1 - Cardinals summoned to Rome
The end of John Paul II's papacy has set in motion the centuries-old process of electing a new pope.
The death of a pope is the signal for cardinals from around the world to pack their bags and head for Rome to elect his successor.
Known collectively as the College of Cardinals, they will meet behind closed doors in a centuries-old ritual known as a conclave.
Gathered together in the spiritually uplifting setting of the Sistine Chapel, they will vote in conditions of absolute secrecy.
After the death of a pope, a conclave cannot begin until 15 days have elapsed, and this delay can be extended to 20 days.
This time period was originally intended to allow cardinals from distant lands time to travel to Rome by sea. Today, in the age of jet travel, they will start arriving at the Vatican within hours of the summons.
Funeral rites for the dead pope are to be celebrated for nine consecutive days, with the burial taking place four to six days after death.
During this period, the responsibility for running the Church falls to the cardinals. Most key Vatican appointments lapse. The holders of these top jobs must wait to see if they will be re-appointed - or replaced - by the new pope.
The most important official at this time is a cardinal known as the camerlengo, or chamberlain. It is his job to supervise the whole election process.
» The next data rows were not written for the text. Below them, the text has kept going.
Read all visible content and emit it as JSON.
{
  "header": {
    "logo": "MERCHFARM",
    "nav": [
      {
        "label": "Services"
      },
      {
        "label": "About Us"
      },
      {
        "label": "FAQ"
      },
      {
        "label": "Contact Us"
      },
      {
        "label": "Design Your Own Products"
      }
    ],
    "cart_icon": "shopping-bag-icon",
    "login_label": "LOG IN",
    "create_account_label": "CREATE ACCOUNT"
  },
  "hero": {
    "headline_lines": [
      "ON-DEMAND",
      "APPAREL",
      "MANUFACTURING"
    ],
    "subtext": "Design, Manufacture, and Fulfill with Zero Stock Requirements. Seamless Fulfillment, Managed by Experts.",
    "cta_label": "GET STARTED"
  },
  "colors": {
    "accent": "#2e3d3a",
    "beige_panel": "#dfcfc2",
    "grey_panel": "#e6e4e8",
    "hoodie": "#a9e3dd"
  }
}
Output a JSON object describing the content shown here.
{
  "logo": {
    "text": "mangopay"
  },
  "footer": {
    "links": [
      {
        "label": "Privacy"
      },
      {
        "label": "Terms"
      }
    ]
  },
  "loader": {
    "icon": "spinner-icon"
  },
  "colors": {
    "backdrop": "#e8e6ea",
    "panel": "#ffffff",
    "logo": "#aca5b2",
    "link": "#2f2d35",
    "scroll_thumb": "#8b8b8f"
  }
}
During this period the cardinals will begin to discuss - discreetly of course - the merits of likely candidates. They have to agree on the kind of pope they want - and those discussions start in earnest in the days before the election.
The cardinals do not have to choose one of their own number - theoretically any baptised male Catholic can be elected pope - but tradition says that they will almost certainly give the job to a cardinal.
The Vatican talks about the cardinals being guided by the Holy Spirit. But although open campaigning is forbidden, a papal election is still a highly political process.
The coalition-builders have about two weeks to forge alliances. Senior cardinals who may themselves have little chance of becoming pope can still exert a considerable influence over the others.
This is a crucial stage in the election process and a time when every public remark by the cardinals is picked over by Vatican-watchers.